I think that the Champagne producers believe that their names carry enough weight and cachet that it doesn’t matter if their product is labelled as French Sparkling Wine. Their customers don’t buy Champagne, they buy Bolly, Cristal, Moet etc.
I’m not sure the Champenois would have gone to such trouble to have protected the name Champagne if that were entirely the case. I’m sure in certain markets it’s brands first and foremost - Russia is probably a classic example - but in much of the rest of the world I’d imagine they feel comfortable under that big, protective umbrella.
Not too sure about this. Of course the wineries are much more recent, but I’m not sure the industry is centuries behind. Judging by competition results and performances the industry is not behind at all. We may be starting later but have access to all current knowledge, technology, methods, etc. I don’t think it’s a helpful or realistic way to look at it.
I’m not sure what you mean by “agreed” to it, as they didn’t have any say in the law.
That only goes so far though - as (And he’ll probably get fed up of me tagging him soon ) @Ghost-of-Mr-Tallis points out, we are only just beginning in our understanding of what could and should be planted where, what soils will give what results etc etc etc.
Those depths and layers of knowledge will not happen overnight, and as I say, on the continent they have generations of experience to help guide them. A great wealth of trail-and-error experiments have been tried already by generations past. Whilst technology in the winery can effectively be bought off the peg, wide ranging understanding of exactly where in the English (British?) countryside will make the best wine is still an understanding that is in it’s infancy.
Traditional Method is internationally understood.
Méthode champenoise is not allowed in the EU, except by the Champenois who have no need for it as Champagne is by definition made by that method
My first thought was to say that it was like saying Tesla was decades behind Mercedes, but I realised this wasn’t a very precise analogy. It’s true that some areas have centuries of experience and knowledge, but that experience and knowledge is now available and can be shared.
The areas of England producing high quality sparkling wine were not discovered through years of trial and error, but by soil analysis and realisation that the soil type and climate were very similar to the Champagne region. There will be scope for fine tuning, but the centuries of trial and error don’t need to be repeated.
Surely the whole point of all these designations is to protect or preserve traditional methods or ingredients used in a particular area, and to maintain a level of quality. British wine making is not yet sufficiently developed (in a historical sense) to have such ‘traditions’, whether by region, county or whatever.

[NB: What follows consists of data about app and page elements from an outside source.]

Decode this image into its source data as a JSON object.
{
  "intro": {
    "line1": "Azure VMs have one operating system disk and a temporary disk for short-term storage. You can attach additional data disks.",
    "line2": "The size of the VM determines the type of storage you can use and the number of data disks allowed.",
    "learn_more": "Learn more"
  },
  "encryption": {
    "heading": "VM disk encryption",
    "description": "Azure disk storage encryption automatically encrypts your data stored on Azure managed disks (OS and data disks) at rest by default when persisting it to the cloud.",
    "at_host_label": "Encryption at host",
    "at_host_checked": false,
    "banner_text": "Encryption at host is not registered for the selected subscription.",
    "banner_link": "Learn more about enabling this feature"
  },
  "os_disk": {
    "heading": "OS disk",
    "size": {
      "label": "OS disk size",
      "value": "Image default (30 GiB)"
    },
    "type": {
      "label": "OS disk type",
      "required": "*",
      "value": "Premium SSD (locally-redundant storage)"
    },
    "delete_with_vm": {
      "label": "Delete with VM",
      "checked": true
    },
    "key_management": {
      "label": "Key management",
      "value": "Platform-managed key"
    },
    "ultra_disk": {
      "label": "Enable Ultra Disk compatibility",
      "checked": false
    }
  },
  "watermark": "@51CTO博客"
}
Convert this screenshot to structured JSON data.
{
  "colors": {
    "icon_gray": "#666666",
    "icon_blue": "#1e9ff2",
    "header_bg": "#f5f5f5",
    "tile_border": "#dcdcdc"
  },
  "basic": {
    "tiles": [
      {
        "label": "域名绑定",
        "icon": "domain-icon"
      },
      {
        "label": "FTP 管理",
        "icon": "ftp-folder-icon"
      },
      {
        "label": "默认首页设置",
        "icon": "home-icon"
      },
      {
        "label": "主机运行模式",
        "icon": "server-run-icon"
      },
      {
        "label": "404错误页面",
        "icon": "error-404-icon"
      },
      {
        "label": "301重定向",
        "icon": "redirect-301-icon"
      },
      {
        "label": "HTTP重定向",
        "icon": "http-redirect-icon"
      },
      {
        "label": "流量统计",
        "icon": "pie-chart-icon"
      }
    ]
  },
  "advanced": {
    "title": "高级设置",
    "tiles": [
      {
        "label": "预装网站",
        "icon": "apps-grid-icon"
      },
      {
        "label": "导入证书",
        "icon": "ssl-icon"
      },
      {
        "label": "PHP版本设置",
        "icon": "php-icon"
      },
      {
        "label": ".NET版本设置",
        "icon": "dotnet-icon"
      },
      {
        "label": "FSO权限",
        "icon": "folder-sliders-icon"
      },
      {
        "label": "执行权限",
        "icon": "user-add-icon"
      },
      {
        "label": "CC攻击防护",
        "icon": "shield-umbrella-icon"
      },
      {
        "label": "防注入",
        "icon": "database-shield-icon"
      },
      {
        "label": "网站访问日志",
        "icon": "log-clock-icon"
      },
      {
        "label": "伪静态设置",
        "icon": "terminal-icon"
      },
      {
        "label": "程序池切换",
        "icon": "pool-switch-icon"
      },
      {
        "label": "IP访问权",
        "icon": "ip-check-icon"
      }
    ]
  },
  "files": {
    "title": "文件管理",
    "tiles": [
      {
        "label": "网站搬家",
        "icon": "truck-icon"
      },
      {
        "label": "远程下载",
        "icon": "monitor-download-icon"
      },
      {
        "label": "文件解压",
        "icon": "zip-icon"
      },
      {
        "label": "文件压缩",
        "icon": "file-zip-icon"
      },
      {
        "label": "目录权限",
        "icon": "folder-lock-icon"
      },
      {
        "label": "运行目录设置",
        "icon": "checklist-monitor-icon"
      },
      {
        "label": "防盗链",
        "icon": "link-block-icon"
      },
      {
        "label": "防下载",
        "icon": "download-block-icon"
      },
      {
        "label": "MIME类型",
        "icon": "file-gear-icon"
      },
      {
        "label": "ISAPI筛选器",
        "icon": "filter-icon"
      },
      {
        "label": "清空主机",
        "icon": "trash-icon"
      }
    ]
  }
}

A classification system could be developed over time, but as we are unlikely ever to be bulk producers, why not let the individual winemakers carve out their own style and reputation? Aren’t there plenty of winemakers around the world who are declassifying their wines in order to make what they think are better products?
I don’t see why artificial constraints should be imposed on wine production techniques simply to conform to a standard that has no historical background and would not necessarily be a guarantee of quality, nor (yet) be very informative for the consumer.
Like some other non-EU countries, we seem to be working within the current EU framework for protected categories, I presume because that makes it easier to negotiate mutual recognition of protected names.
It’s not only France that has ditched VDQS, but that tier no longer exists in the EU. There is PGI and PDO, and that’s all (though some countries are keeping their old names - in Italy DOC snd DOCG both map onto PDO). So we should forget that middle tier
Fair point, I hadn’t considered that aspect!
(Of course, the devil’s advocate in me says we’re free of all that nonsense now, and can concentrate existing in a vacuum where we don’t have to please or compromise with anybody ).
We can now select our markets freely, and should take this opportunity to supply Russia with Ingliskoye Plonkfizzkoye. That’s the Brexit spirit!
Made from concentrate, product of more than one country?
Under the new rules, we could import it from China, relabel it and make a sackload of cash. Talk about a win-win for English Wine, no overheads, massive profits!
I’m sure China not think about ripping-off our Ingliskoye Plonkfizzkoye brand and selling direct to Russia, so yeah why not? We just have to believe in ourselves
They wouldn’t dare! Where’s your Dunkirk spirit?
They agreed to re-label their wine, as in: omit the word ‘Champagne’. Seems barmy to me because it could set a precedent. But I guess all those rubles add up, especially when the Ch. houses finances will have suffered from a lack of weddings, festive gatherings etc…
A bit like (some) Japanese Whiskies. Except they import from Canada & Scotland before blending & marketing.
Yes, we really showed those Germans who was boss then
My heart bleeds for them
I don’t think they have omitted the word Champage. It just says that they have added the words “sparkling wine” to the back label.
In any case, if they have to do this by law, then I don’t think they are agreeing to it. I don’t agree to pay 20% VAT in shops; I just have to do it because it’s the law.